The long term objectives are to establish expertise in metabolic bone research, to characterize the regulation of fibroblast growth factor-23 (FGF23) across the age spectrum of children, and to to explore the pathophysiology of this hormone in phosphate wasting disorders in order to optimize treatment for these disorders. FGF23 is a key regulator of phosphate and vitamin D metabolism, and FGF23 dysregulation is central to X-linked hypophosphatemic rickets (XLH). Serum phosphate concentrations are higher in children than in adults, which may be FGF23 mediated. There is little knowledge concerning the impact of FGF23 on phosphate and skeletal metabolism in healthy children, the effect of treatment of XLH with calcitriol and phosphate on FGF23, or the impact of FGF23 on adverse outcomes of XLH therapy. This lack of knowledge is detrimental to the safety of therapy for XLH. The overall hypothesis is that FGF23 is important in normal phosphate homeostasis in growing children and that FGF23 dysregulation is critical to phosphate wasting syndromes. We hypothesize that FGF23 concentrations vary with age, race, and sex during childhood and are related to parameters of phosphate metabolism and bone mineral content (Aim 1). We will measure serum FGF23, and blood and urine biochemistries on stored samples from healthy black and white boys and girls between the ages of 0 and 16 years (with bone mineral content assessment in a subset). To test the hypothesis that FGF23 levels in XLH are affected by treatment with calcitriol and phosphate and predict disease outcomes (Aim 2), we will enroll subjects with XLH in a prospective study, measuring serial FGF23 concentrations along with clinically important outcomes of XLH treatment, including the major side effects of therapy. These studies will lead to improvements in therapy for XLH. This award will allow the principal investigator to pursue clinical research in a strong mentored environment, while engaging in didactic coursework and specialized training in bone-specific research techniques (including bone histomorphometry and quantitative computed tomography), enhancing his future success as an independent investigator.
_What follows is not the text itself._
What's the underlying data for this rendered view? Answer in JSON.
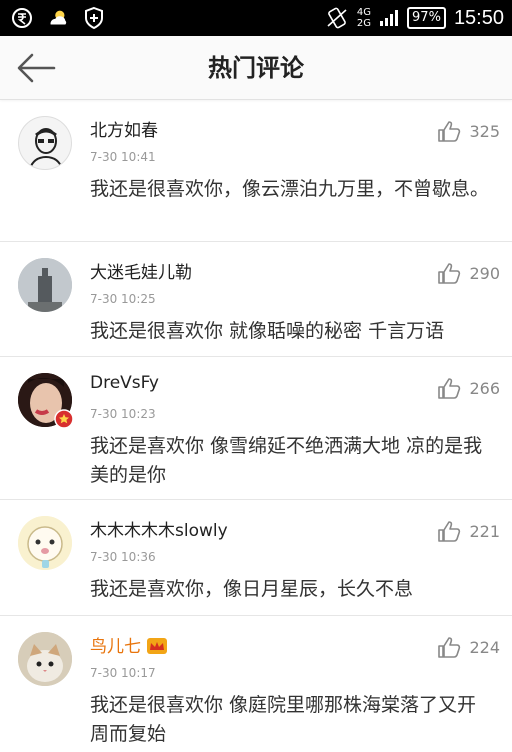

Agency
National Institute of Health (NIH)
Institute
National Institute of Arthritis and Musculoskeletal and Skin Diseases (NIAMS)
Type
Mentored Patient-Oriented Research Career Development Award (K23)
Project #
5K23AR057096-04
Application #
8289355
Study Section
Arthritis and Musculoskeletal and Skin Diseases Special Grants Review Committee (AMS)
Program Officer
Chen, Faye H
Project Start
2009-07-01
Project End
2014-06-30
Budget Start
2012-07-01
Budget End
2013-06-30
Support Year
4
Fiscal Year
2012
Total Cost
$128,526
Indirect Cost
$8,262
Name
Indiana University-Purdue University at Indianapolis
Department
Internal Medicine/Medicine
Type
Schools of Medicine
DUNS #
603007902
City
Indianapolis
State
IN
Country
United States
Zip Code
46202
Imel, Erik A; Gray, Amie K; Padgett, Leah R et al. (2014) Iron and fibroblast growth factor 23 in X-linked hypophosphatemia. Bone 60:87-92
Lee, Janet Y; Imel, Erik A (2013) The changing face of hypophosphatemic disorders in the FGF-23 era. Pediatr Endocrinol Rev 10 Suppl 2:367-79
Imel, Erik A; Econs, Michael J (2012) Approach to the hypophosphatemic patient. J Clin Endocrinol Metab 97:696-706
Carpenter, Thomas O; Imel, Erik A; Holm, Ingrid A et al. (2011) A clinician's guide to X-linked hypophosphatemia. J Bone Miner Res 26:1381-8
Farrow, Emily G; Imel, Erik A; White, Kenneth E (2011) Miscellaneous non-inflammatory musculoskeletal conditions. Hyperphosphatemic familial tumoral calcinosis (FGF23, GALNT3 and ?Klotho). Best Pract Res Clin Rheumatol 25:735-47
Imel, Erik A; Peacock, Munro; Gray, Amie K et al. (2011) Iron modifies plasma FGF23 differently in autosomal dominant hypophosphatemic rickets and healthy humans. J Clin Endocrinol Metab 96:3541-9
Imel, Erik A; DiMeglio, Linda A; Hui, Siu L et al. (2010) Treatment of X-linked hypophosphatemia with calcitriol and phosphate increases circulating fibroblast growth factor 23 concentrations. J Clin Endocrinol Metab 95:1846-50